- Writing Partnerships
- Evidence that writers draw on a repertoire of strategies
- Strategy charts that demonstrate the teaching going on in the unit
- Demonstration Writing: Teacher writing at a level that matches most of the class
- Mentor Texts: using published writing or strong student writing
The following reflection was produced by a group of fourth grade teachers.
Here are some of the conversations that resulted from this exercise:
- Minilessons and independent writing are going strong across the board. Teachers have placed a great deal of emphasis on these things and have been working hard to get them right. Many team meetings are focused on planning minilessons and scheduling to ensure long blocks of writing time.
- Teachers have been working so hard to make sure that they get minilessons right, that they at times feel they don’t have as much time or energy to put into getting conferring right.
- Teachers felt they were doing well at creating and emphasizing charts to support their instruction and encourage strategy use, but these strategies weren’t always reflected in kids’ work. Perhaps this was because although teachers displayed charts and referred to them during minilessons, they didn’t always refer to the charts during conferences or other times in the workshop.
- Volume and partnerships were both in the middle. Perhaps this was because teachers didn’t make these focal points in planning or instruction. Teachers realized that they could emphasize these components simultaneously. Students could set goals with partners for how much they were going to write during independent writing time and at home.
Based on the reflection, here are some of the goals that teachers set as a group for the next year:
- Increased emphasis on conferring, starting with more time in team meetings allotted to discussion of best practices for conferring
- More mention of strategy charts during all parts of writing workshop, not just the minilesson
- Increased instruction time to support partnerships
- Increased emphasis on volume, perhaps by channeling partners to set volume goals together
Certainly, this kind of reflection is one that works very well at the end of a school year, but of course, it can be done at any time. A wonderful time to try this reflection is at the end of a writing unit before launching the next unit. Some units lend themselves particularly well to certain components. For example, during the first unit of the year, when teachers are busy settling students into routines, getting conferring going strong can be difficult. But this first unit can lend itself well to volume if students are writing personal narratives and are writing workshop veterans. It can be difficult to do all of these components well in every single unit, so stopping and reflecting before jumping into a new unit can help teachers make plans to increase emphasis on areas that might have fallen a bit by the wayside.
Posted below is a teacher reflection sheet. Please feel free to download and use it. And keep us posted on the conversations that ensue!

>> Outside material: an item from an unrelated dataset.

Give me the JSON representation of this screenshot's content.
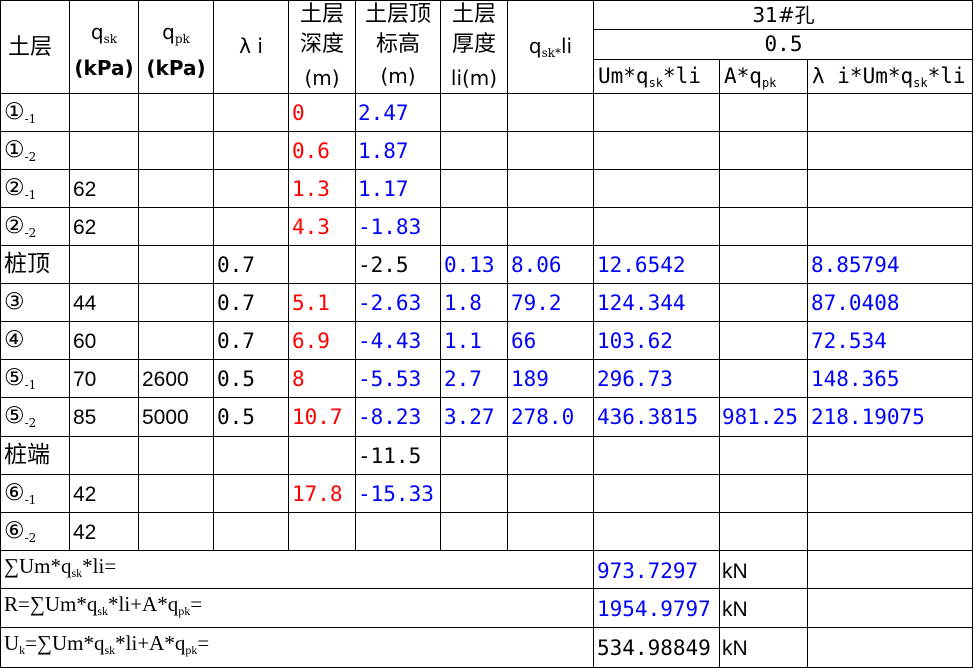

Anna is a staff developer, literacy coach, and writer, based in New York City. She taught internationally in places such as Sydney, Australia; San Pedro Sula, Honduras, and Auckland, New Zealand in addition to New York before becoming a staff developer for the Teachers College Reading and Writing Project at Columbia University (TCRWP). She has been an adjunct instructor in the Literacy Specialist Program at Teachers College, and teaches at TCRWP where she helps participants bring strong literacy instruction into their classrooms. Anna recently co-wrote Bringing History to Life with Lucy Calkins, part of the 2013 series Units of Study in Opinion, Information, and Narrative Writing (Heinemann). She has been a researcher for Lucy Calkins, contributing especially to Pathways to the Common Core (Heinemann, 2012) and Navigating Nonfiction (Heinemann, 2010).